The Canada Revenue Agency (CRA) has begun issuing assessments to holders of Tax-Free Savings Accounts (TFSAs). So far, we have seen primarily assessments issued under the authority of section 207.05 of Part XI.01 of the Income Tax Act (Canada) in respect of advantages received by a TFSA. This is an obscure provision, even for tax practitioners. The assessments typically assess as tax the full amount of the TFSA’s value as of the end of 2010, plus penalties, plus interest. We have previously noted the punitive nature of these assessments.

Ordinarily, the CRA has three years from the date when a tax return was first assessed to disagree with any of the reporting positions taken by a taxpayer, and to issue a reassessment. However, the CRA faces no such three-year limitation in reassessing the holder of a TFSA, because typically no Part XI.01 return (Form RC243) was filed in the first place. It should be noted that a return was required to be filed only if there was tax to pay under Part XI.01 – and, of course, for all who are now being assessed, they were unaware that the CRA was taking issue with their TFSAs such that tax could become payable. Thus, as a result of no returns yet having been filed, the CRA is now issuing “assessments” and not “reassessments” of the TFSA holder.
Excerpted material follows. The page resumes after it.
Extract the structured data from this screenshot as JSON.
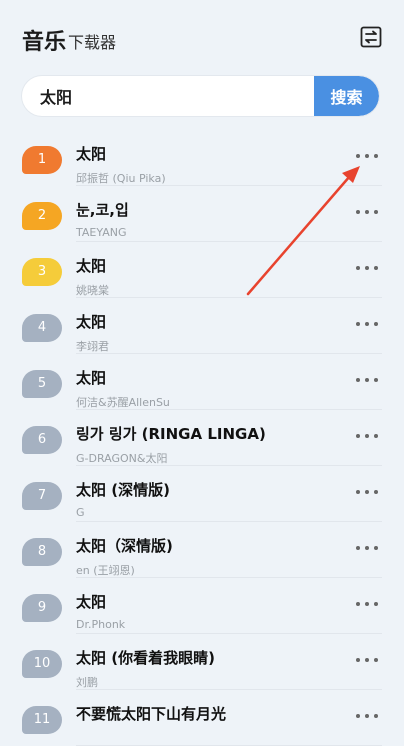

One incidental effect of not filing a Part XI.01 return is that the CRA is in many cases also assessing a late-filing penalty (of up to 17% of the unpaid tax) for failing to file the TFSA return. In most cases, after factoring in the interest and late-filing penalty, the assessment winds up being 125% or more of the closing statement value at the end of 2010.

The tax is payable by the TFSA owner, not by the TFSA itself. Therefore, the owner is not insulated from any decline in the market value of the TFSA. As it presently stands, the CRA takes everything on the way up, and stands back to let the TFSA owner take the losses – with no tax relief on the way down. This can result in the owner owing far more in assessed tax, interest and penalties than the current value of the TFSA.

We are vigorously disputing these assessments because, in our view, the CRA has far overstepped the language of the Income Tax Act.